__Exercise description__. Please print every record below exactly as written, leaving out the pictures.

===============

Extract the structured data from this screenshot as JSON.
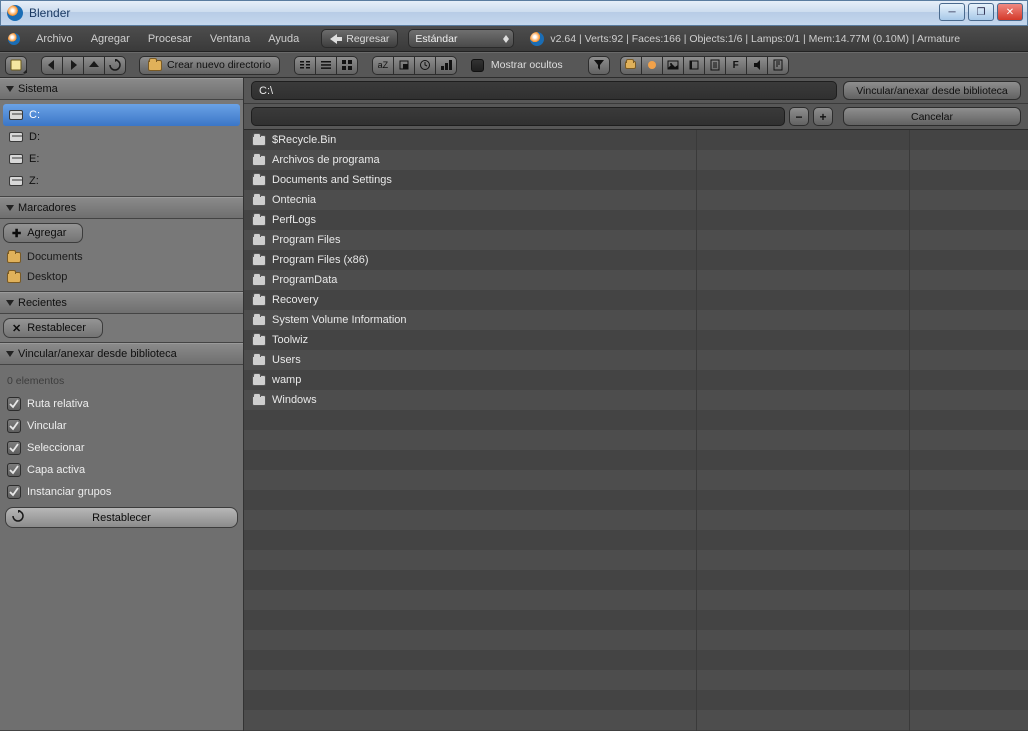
{
  "titlebar": {
    "title": "Blender"
  },
  "menu": {
    "file": "Archivo",
    "add": "Agregar",
    "process": "Procesar",
    "window": "Ventana",
    "help": "Ayuda",
    "back": "Regresar",
    "layout": "Estándar"
  },
  "info": "v2.64 | Verts:92 | Faces:166 | Objects:1/6 | Lamps:0/1 | Mem:14.77M (0.10M) | Armature",
  "toolbar": {
    "newdir": "Crear nuevo directorio",
    "showhidden": "Mostrar ocultos"
  },
  "pathbar": {
    "path": "C:\\",
    "filename": "",
    "open_label": "Vincular/anexar desde biblioteca",
    "cancel_label": "Cancelar"
  },
  "sidebar": {
    "system_label": "Sistema",
    "drives": [
      "C:",
      "D:",
      "E:",
      "Z:"
    ],
    "bookmarks_label": "Marcadores",
    "add_label": "Agregar",
    "bookmarks": [
      "Documents",
      "Desktop"
    ],
    "recent_label": "Recientes",
    "reset_label": "Restablecer",
    "link_label": "Vincular/anexar desde biblioteca",
    "elements": "0 elementos",
    "opts": {
      "relpath": "Ruta relativa",
      "link": "Vincular",
      "select": "Seleccionar",
      "active": "Capa activa",
      "instance": "Instanciar grupos"
    },
    "reset2": "Restablecer"
  },
  "files": [
    "$Recycle.Bin",
    "Archivos de programa",
    "Documents and Settings",
    "Ontecnia",
    "PerfLogs",
    "Program Files",
    "Program Files (x86)",
    "ProgramData",
    "Recovery",
    "System Volume Information",
    "Toolwiz",
    "Users",
    "wamp",
    "Windows"
  ]
}
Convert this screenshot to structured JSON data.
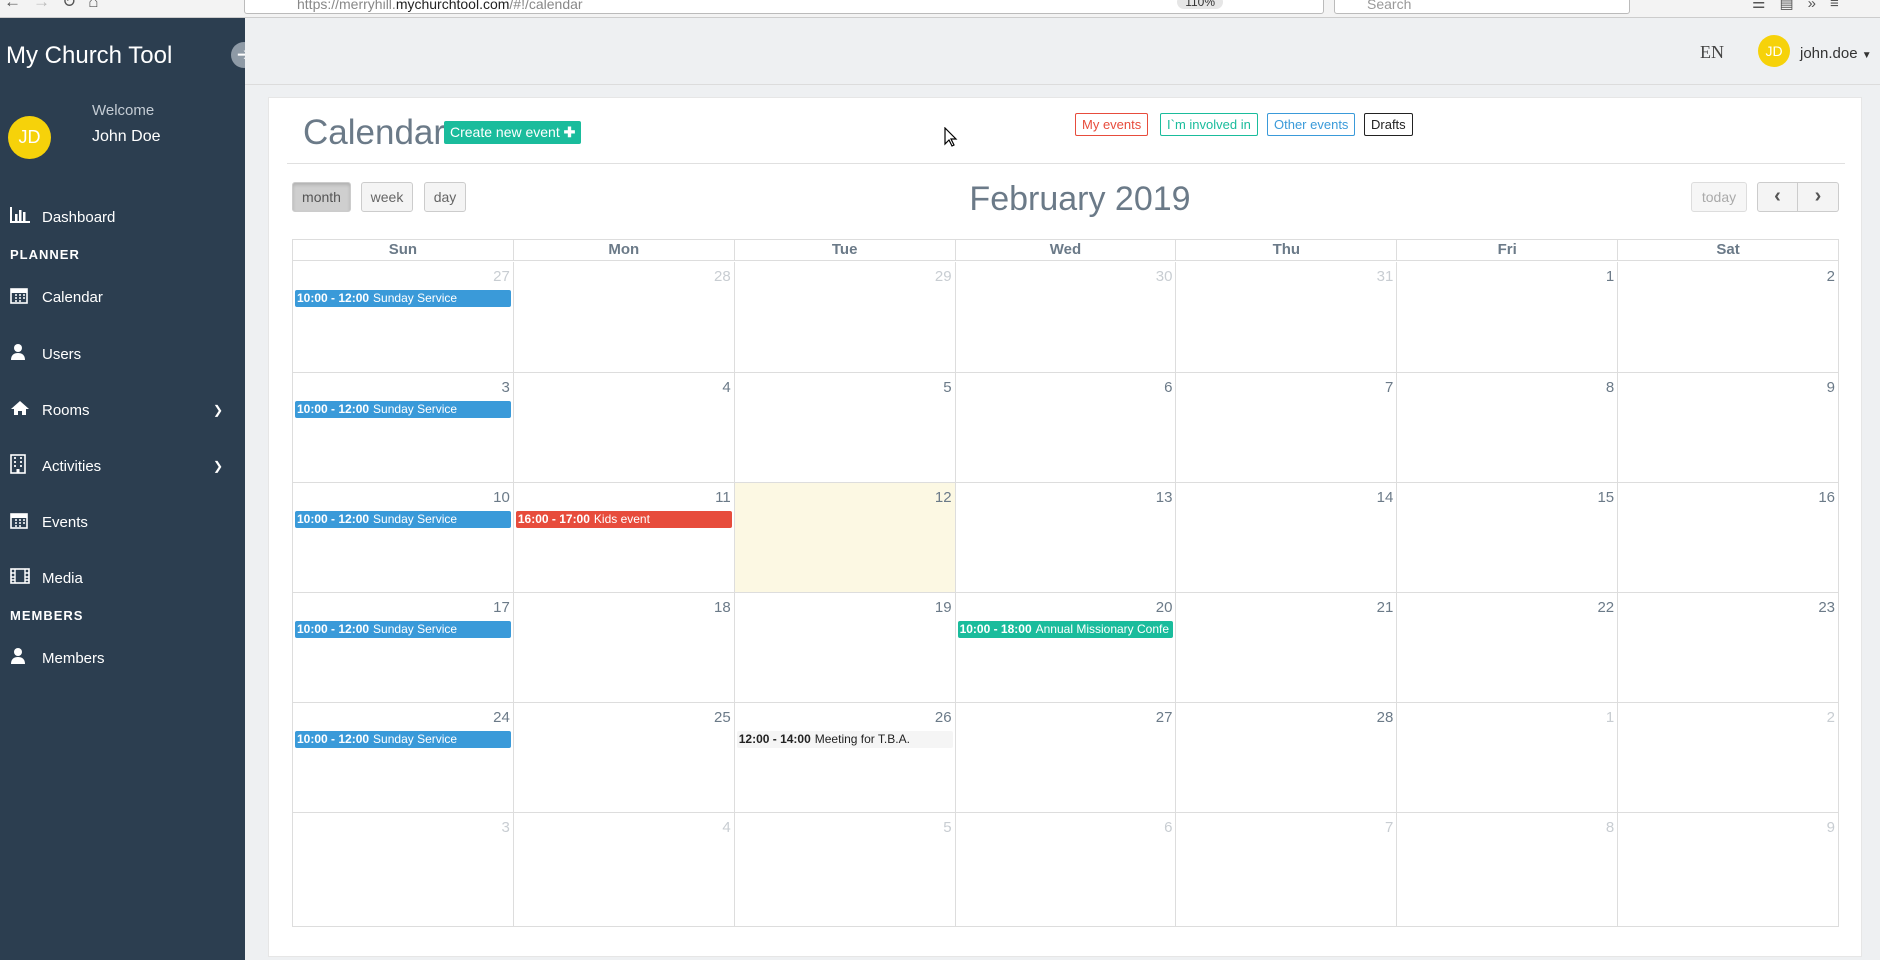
{
  "browser": {
    "url_prefix": "https://merryhill.",
    "url_domain": "mychurchtool.com",
    "url_path": "/#!/calendar",
    "zoom": "110%",
    "search_placeholder": "Search"
  },
  "sidebar": {
    "brand": "My Church Tool",
    "welcome": "Welcome",
    "user_name": "John Doe",
    "avatar_initials": "JD",
    "sections": {
      "planner": "PLANNER",
      "members": "MEMBERS"
    },
    "items": [
      {
        "label": "Dashboard",
        "icon": "bar-chart-icon"
      },
      {
        "label": "Calendar",
        "icon": "calendar-icon"
      },
      {
        "label": "Users",
        "icon": "user-icon"
      },
      {
        "label": "Rooms",
        "icon": "home-icon"
      },
      {
        "label": "Activities",
        "icon": "building-icon"
      },
      {
        "label": "Events",
        "icon": "calendar-icon"
      },
      {
        "label": "Media",
        "icon": "film-icon"
      },
      {
        "label": "Members",
        "icon": "user-icon"
      }
    ]
  },
  "header": {
    "language": "EN",
    "avatar_initials": "JD",
    "username": "john.doe"
  },
  "calendar": {
    "title": "Calendar",
    "create_button": "Create new event",
    "filters": {
      "my_events": "My events",
      "involved": "I`m involved in",
      "other": "Other events",
      "drafts": "Drafts"
    },
    "views": {
      "month": "month",
      "week": "week",
      "day": "day"
    },
    "active_view": "month",
    "month_label": "February 2019",
    "today_button": "today",
    "weekdays": [
      "Sun",
      "Mon",
      "Tue",
      "Wed",
      "Thu",
      "Fri",
      "Sat"
    ],
    "weeks": [
      [
        {
          "day": "27",
          "other": true,
          "events": [
            {
              "time": "10:00 - 12:00",
              "title": "Sunday Service",
              "color": "blue"
            }
          ]
        },
        {
          "day": "28",
          "other": true,
          "events": []
        },
        {
          "day": "29",
          "other": true,
          "events": []
        },
        {
          "day": "30",
          "other": true,
          "events": []
        },
        {
          "day": "31",
          "other": true,
          "events": []
        },
        {
          "day": "1",
          "other": false,
          "events": []
        },
        {
          "day": "2",
          "other": false,
          "events": []
        }
      ],
      [
        {
          "day": "3",
          "other": false,
          "events": [
            {
              "time": "10:00 - 12:00",
              "title": "Sunday Service",
              "color": "blue"
            }
          ]
        },
        {
          "day": "4",
          "other": false,
          "events": []
        },
        {
          "day": "5",
          "other": false,
          "events": []
        },
        {
          "day": "6",
          "other": false,
          "events": []
        },
        {
          "day": "7",
          "other": false,
          "events": []
        },
        {
          "day": "8",
          "other": false,
          "events": []
        },
        {
          "day": "9",
          "other": false,
          "events": []
        }
      ],
      [
        {
          "day": "10",
          "other": false,
          "events": [
            {
              "time": "10:00 - 12:00",
              "title": "Sunday Service",
              "color": "blue"
            }
          ]
        },
        {
          "day": "11",
          "other": false,
          "events": [
            {
              "time": "16:00 - 17:00",
              "title": "Kids event",
              "color": "red"
            }
          ]
        },
        {
          "day": "12",
          "other": false,
          "today": true,
          "events": []
        },
        {
          "day": "13",
          "other": false,
          "events": []
        },
        {
          "day": "14",
          "other": false,
          "events": []
        },
        {
          "day": "15",
          "other": false,
          "events": []
        },
        {
          "day": "16",
          "other": false,
          "events": []
        }
      ],
      [
        {
          "day": "17",
          "other": false,
          "events": [
            {
              "time": "10:00 - 12:00",
              "title": "Sunday Service",
              "color": "blue"
            }
          ]
        },
        {
          "day": "18",
          "other": false,
          "events": []
        },
        {
          "day": "19",
          "other": false,
          "events": []
        },
        {
          "day": "20",
          "other": false,
          "events": [
            {
              "time": "10:00 - 18:00",
              "title": "Annual Missionary Confe",
              "color": "green"
            }
          ]
        },
        {
          "day": "21",
          "other": false,
          "events": []
        },
        {
          "day": "22",
          "other": false,
          "events": []
        },
        {
          "day": "23",
          "other": false,
          "events": []
        }
      ],
      [
        {
          "day": "24",
          "other": false,
          "events": [
            {
              "time": "10:00 - 12:00",
              "title": "Sunday Service",
              "color": "blue"
            }
          ]
        },
        {
          "day": "25",
          "other": false,
          "events": []
        },
        {
          "day": "26",
          "other": false,
          "events": [
            {
              "time": "12:00 - 14:00",
              "title": "Meeting for T.B.A.",
              "color": "plain"
            }
          ]
        },
        {
          "day": "27",
          "other": false,
          "events": []
        },
        {
          "day": "28",
          "other": false,
          "events": []
        },
        {
          "day": "1",
          "other": true,
          "events": []
        },
        {
          "day": "2",
          "other": true,
          "events": []
        }
      ],
      [
        {
          "day": "3",
          "other": true,
          "events": []
        },
        {
          "day": "4",
          "other": true,
          "events": []
        },
        {
          "day": "5",
          "other": true,
          "events": []
        },
        {
          "day": "6",
          "other": true,
          "events": []
        },
        {
          "day": "7",
          "other": true,
          "events": []
        },
        {
          "day": "8",
          "other": true,
          "events": []
        },
        {
          "day": "9",
          "other": true,
          "events": []
        }
      ]
    ]
  },
  "colors": {
    "sidebar_bg": "#2c3e50",
    "accent_teal": "#1abc9c",
    "event_blue": "#3a9ad9",
    "event_red": "#e74c3c",
    "avatar_yellow": "#f6d20a",
    "today_bg": "#fcf8e3"
  }
}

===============

__Response to this task__.
Extract the structured data from this screenshot as JSON.
{
  "titlebar": {
    "title": "Blender"
  },
  "menu": {
    "file": "Archivo",
    "add": "Agregar",
    "process": "Procesar",
    "window": "Ventana",
    "help": "Ayuda",
    "back": "Regresar",
    "layout": "Estándar"
  },
  "info": "v2.64 | Verts:92 | Faces:166 | Objects:1/6 | Lamps:0/1 | Mem:14.77M (0.10M) | Armature",
  "toolbar": {
    "newdir": "Crear nuevo directorio",
    "showhidden": "Mostrar ocultos"
  },
  "pathbar": {
    "path": "C:\\",
    "filename": "",
    "open_label": "Vincular/anexar desde biblioteca",
    "cancel_label": "Cancelar"
  },
  "sidebar": {
    "system_label": "Sistema",
    "drives": [
      "C:",
      "D:",
      "E:",
      "Z:"
    ],
    "bookmarks_label": "Marcadores",
    "add_label": "Agregar",
    "bookmarks": [
      "Documents",
      "Desktop"
    ],
    "recent_label": "Recientes",
    "reset_label": "Restablecer",
    "link_label": "Vincular/anexar desde biblioteca",
    "elements": "0 elementos",
    "opts": {
      "relpath": "Ruta relativa",
      "link": "Vincular",
      "select": "Seleccionar",
      "active": "Capa activa",
      "instance": "Instanciar grupos"
    },
    "reset2": "Restablecer"
  },
  "files": [
    "$Recycle.Bin",
    "Archivos de programa",
    "Documents and Settings",
    "Ontecnia",
    "PerfLogs",
    "Program Files",
    "Program Files (x86)",
    "ProgramData",
    "Recovery",
    "System Volume Information",
    "Toolwiz",
    "Users",
    "wamp",
    "Windows"
  ]
}
Convert this screenshot to structured JSON data.
{
  "browser": {
    "url_prefix": "https://merryhill.",
    "url_domain": "mychurchtool.com",
    "url_path": "/#!/calendar",
    "zoom": "110%",
    "search_placeholder": "Search"
  },
  "sidebar": {
    "brand": "My Church Tool",
    "welcome": "Welcome",
    "user_name": "John Doe",
    "avatar_initials": "JD",
    "sections": {
      "planner": "PLANNER",
      "members": "MEMBERS"
    },
    "items": [
      {
        "label": "Dashboard",
        "icon": "bar-chart-icon"
      },
      {
        "label": "Calendar",
        "icon": "calendar-icon"
      },
      {
        "label": "Users",
        "icon": "user-icon"
      },
      {
        "label": "Rooms",
        "icon": "home-icon"
      },
      {
        "label": "Activities",
        "icon": "building-icon"
      },
      {
        "label": "Events",
        "icon": "calendar-icon"
      },
      {
        "label": "Media",
        "icon": "film-icon"
      },
      {
        "label": "Members",
        "icon": "user-icon"
      }
    ]
  },
  "header": {
    "language": "EN",
    "avatar_initials": "JD",
    "username": "john.doe"
  },
  "calendar": {
    "title": "Calendar",
    "create_button": "Create new event",
    "filters": {
      "my_events": "My events",
      "involved": "I`m involved in",
      "other": "Other events",
      "drafts": "Drafts"
    },
    "views": {
      "month": "month",
      "week": "week",
      "day": "day"
    },
    "active_view": "month",
    "month_label": "February 2019",
    "today_button": "today",
    "weekdays": [
      "Sun",
      "Mon",
      "Tue",
      "Wed",
      "Thu",
      "Fri",
      "Sat"
    ],
    "weeks": [
      [
        {
          "day": "27",
          "other": true,
          "events": [
            {
              "time": "10:00 - 12:00",
              "title": "Sunday Service",
              "color": "blue"
            }
          ]
        },
        {
          "day": "28",
          "other": true,
          "events": []
        },
        {
          "day": "29",
          "other": true,
          "events": []
        },
        {
          "day": "30",
          "other": true,
          "events": []
        },
        {
          "day": "31",
          "other": true,
          "events": []
        },
        {
          "day": "1",
          "other": false,
          "events": []
        },
        {
          "day": "2",
          "other": false,
          "events": []
        }
      ],
      [
        {
          "day": "3",
          "other": false,
          "events": [
            {
              "time": "10:00 - 12:00",
              "title": "Sunday Service",
              "color": "blue"
            }
          ]
        },
        {
          "day": "4",
          "other": false,
          "events": []
        },
        {
          "day": "5",
          "other": false,
          "events": []
        },
        {
          "day": "6",
          "other": false,
          "events": []
        },
        {
          "day": "7",
          "other": false,
          "events": []
        },
        {
          "day": "8",
          "other": false,
          "events": []
        },
        {
          "day": "9",
          "other": false,
          "events": []
        }
      ],
      [
        {
          "day": "10",
          "other": false,
          "events": [
            {
              "time": "10:00 - 12:00",
              "title": "Sunday Service",
              "color": "blue"
            }
          ]
        },
        {
          "day": "11",
          "other": false,
          "events": [
            {
              "time": "16:00 - 17:00",
              "title": "Kids event",
              "color": "red"
            }
          ]
        },
        {
          "day": "12",
          "other": false,
          "today": true,
          "events": []
        },
        {
          "day": "13",
          "other": false,
          "events": []
        },
        {
          "day": "14",
          "other": false,
          "events": []
        },
        {
          "day": "15",
          "other": false,
          "events": []
        },
        {
          "day": "16",
          "other": false,
          "events": []
        }
      ],
      [
        {
          "day": "17",
          "other": false,
          "events": [
            {
              "time": "10:00 - 12:00",
              "title": "Sunday Service",
              "color": "blue"
            }
          ]
        },
        {
          "day": "18",
          "other": false,
          "events": []
        },
        {
          "day": "19",
          "other": false,
          "events": []
        },
        {
          "day": "20",
          "other": false,
          "events": [
            {
              "time": "10:00 - 18:00",
              "title": "Annual Missionary Confe",
              "color": "green"
            }
          ]
        },
        {
          "day": "21",
          "other": false,
          "events": []
        },
        {
          "day": "22",
          "other": false,
          "events": []
        },
        {
          "day": "23",
          "other": false,
          "events": []
        }
      ],
      [
        {
          "day": "24",
          "other": false,
          "events": [
            {
              "time": "10:00 - 12:00",
              "title": "Sunday Service",
              "color": "blue"
            }
          ]
        },
        {
          "day": "25",
          "other": false,
          "events": []
        },
        {
          "day": "26",
          "other": false,
          "events": [
            {
              "time": "12:00 - 14:00",
              "title": "Meeting for T.B.A.",
              "color": "plain"
            }
          ]
        },
        {
          "day": "27",
          "other": false,
          "events": []
        },
        {
          "day": "28",
          "other": false,
          "events": []
        },
        {
          "day": "1",
          "other": true,
          "events": []
        },
        {
          "day": "2",
          "other": true,
          "events": []
        }
      ],
      [
        {
          "day": "3",
          "other": true,
          "events": []
        },
        {
          "day": "4",
          "other": true,
          "events": []
        },
        {
          "day": "5",
          "other": true,
          "events": []
        },
        {
          "day": "6",
          "other": true,
          "events": []
        },
        {
          "day": "7",
          "other": true,
          "events": []
        },
        {
          "day": "8",
          "other": true,
          "events": []
        },
        {
          "day": "9",
          "other": true,
          "events": []
        }
      ]
    ]
  },
  "colors": {
    "sidebar_bg": "#2c3e50",
    "accent_teal": "#1abc9c",
    "event_blue": "#3a9ad9",
    "event_red": "#e74c3c",
    "avatar_yellow": "#f6d20a",
    "today_bg": "#fcf8e3"
  }
}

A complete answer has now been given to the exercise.